The issue of desegregation dragged through the federal courts for several more years. Attorneys for Black students argued for the adoption of an inter-district or unified school plan. While the state of Indiana denied responsibility for perpetuating segregation in Indianapolis schools, Judge Dillin ruled that the state possessed control over local school districts and had approved three new high schools at the outer limits of IPS, all without African American students.
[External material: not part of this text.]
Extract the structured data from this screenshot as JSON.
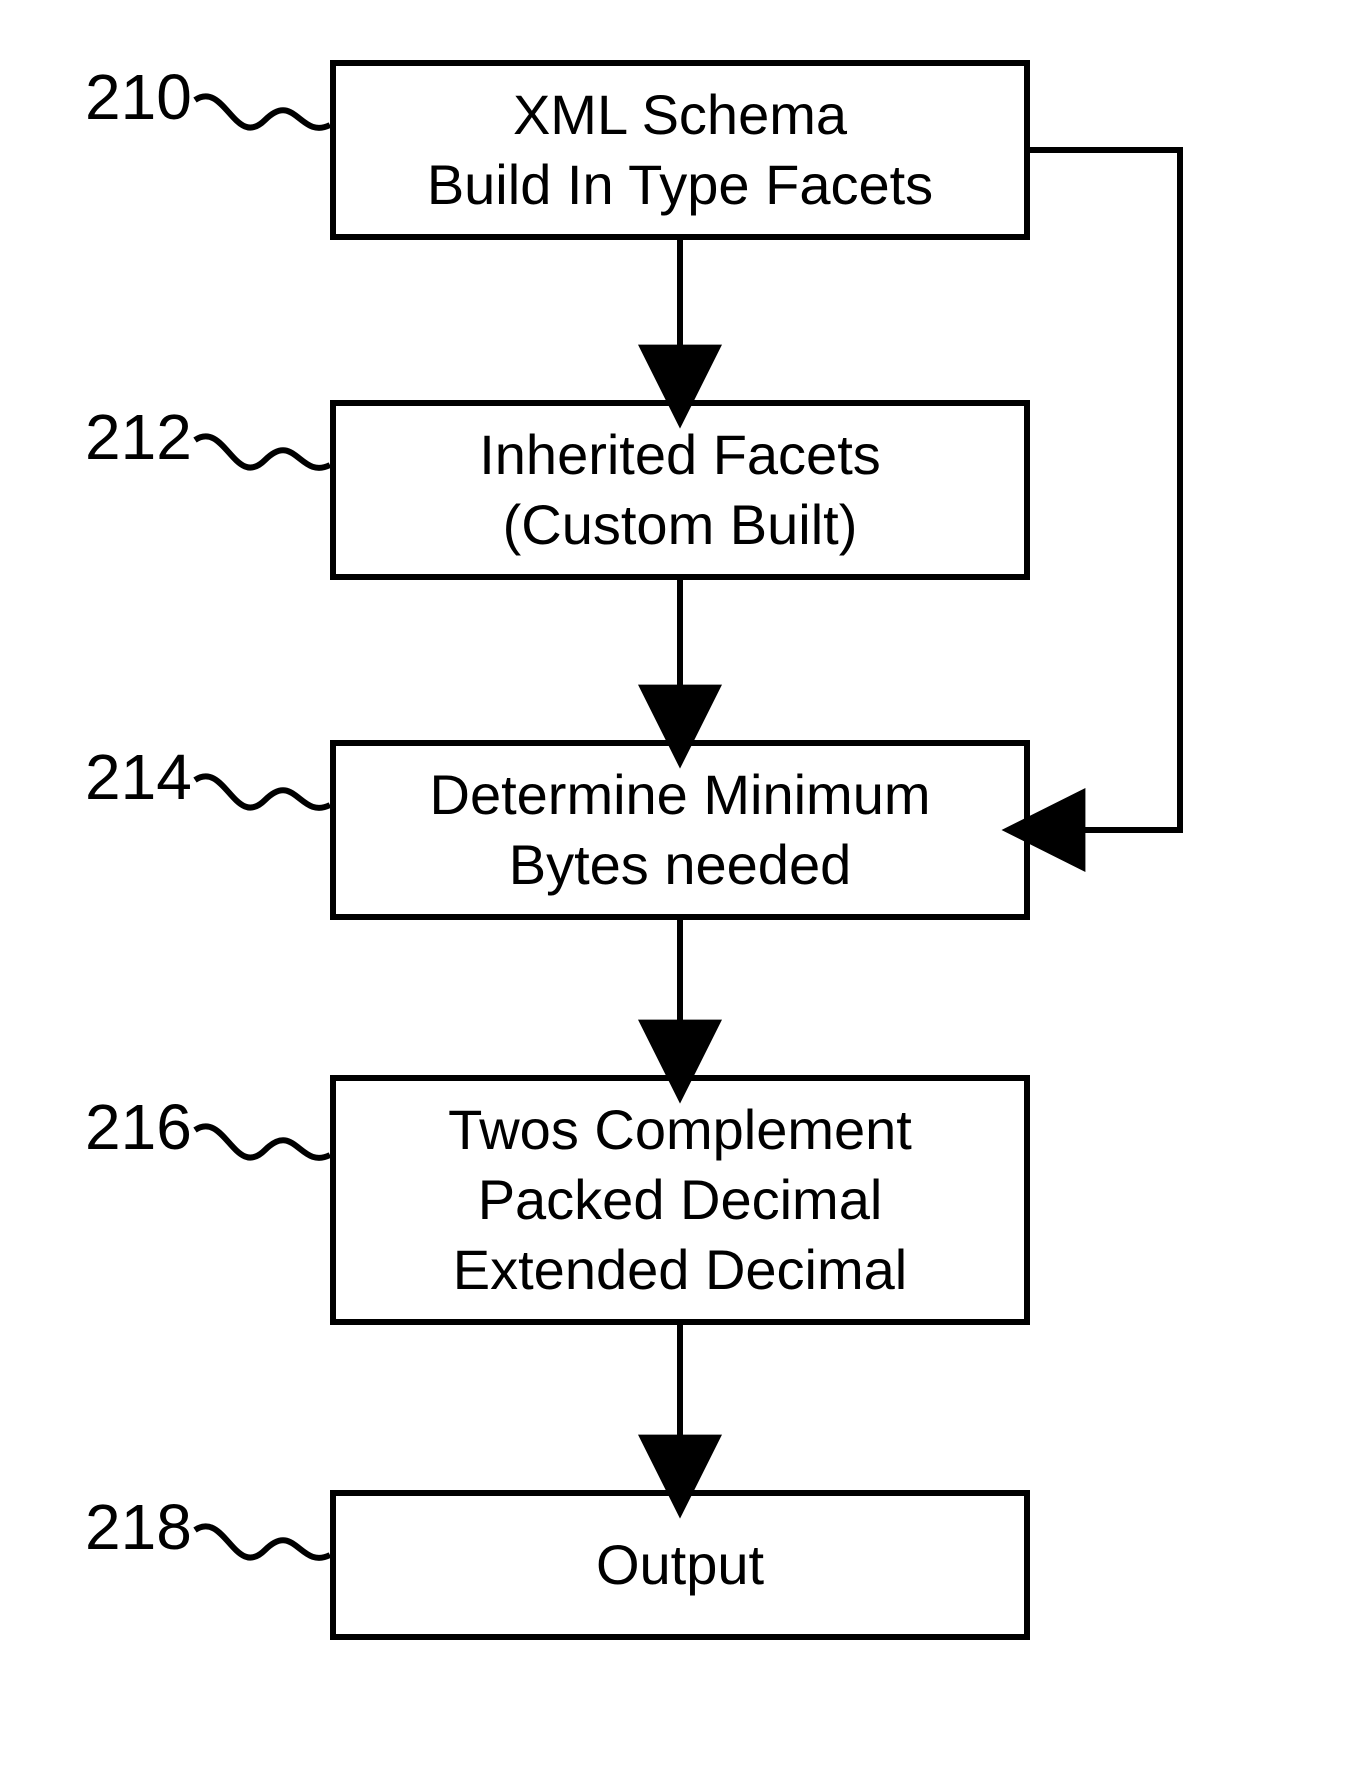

Concluding that a lasting remedy should include suburban school districts both in and outside Marion County, Dillin ordered the one-way busing of Black IPS students to 19 other school districts in Marion and six neighboring counties, with IPS absorbing the expenses. While Dillin’s cross-county busing order was reversed on appeal, his order to bus students to suburban school districts in Marion County was affirmed.
In 1981, 10 years after Dillin’s decision, the busing of 5,600 African American students to white schools in, , , , Lawrence township, and began. Although 19,000 students were bused within the IPS district under the desegregation order, no township students were bused to IPS schools to ensure racial balance.
Most of Marion County felt the impact of the court-ordered desegregation plan. Parents of township school children who opposed the busing order began a campaign to oust Judge Dillin. Others formed the Community Desegregation Advisory Council, a volunteer group to arbitrate complaints and monitor the progress of desegregation; it ceased operations in fall, 1991. Whites continued to display unease about court-ordered busing and moved to predominantly white suburbs, even though many more city neighborhoods were being integrated.
As a result, IPS encountered plummeting enrollment (from 108,000 in 1971 to 47,000 in 1993, to fewer than 30,000 in 2016) and a deteriorating infrastructure. Many African Americans who lamented the loss of neighborhood schools also resented implications that their children learned best in white schools and that their children were singled out for one-way busing.
Over time, shifting demographics called the original court order into question and seemed to affirm the court’s position that only a metropolitan-wide desegregation plan would work and prevent re-segregation.
Amidst increased pressure to end forced busing, in 1992 IPS superintendent Shirl Gilbert II, argued that the “desegregation plan has simply eroded,” and requested the district court to review its desegregation order and to accept a proposed “Select Schools” plan. In February 1993, Judge Dillin, acknowledging the partial failure of the original desegregation order, allowed IPS to begin implementing a limited school choice program termed Select Schools in fall 1993.
The busing order, however, remained in place until 1998 when an agreement was reached to phase out busing over the next 18 years. Busing ended altogether, as scheduled, in 2016.
The long battle to desegregate Indianapolis schools led to a multi-ethnic, multi-racial IPS but not one that its proponents had long envisioned. White flight to the suburbs and the growth of a significant Hispanic/Latino population resulted in an IPS student population by 2020, as over 75 percent Black, Hispanic/Latino, and multi-ethnic.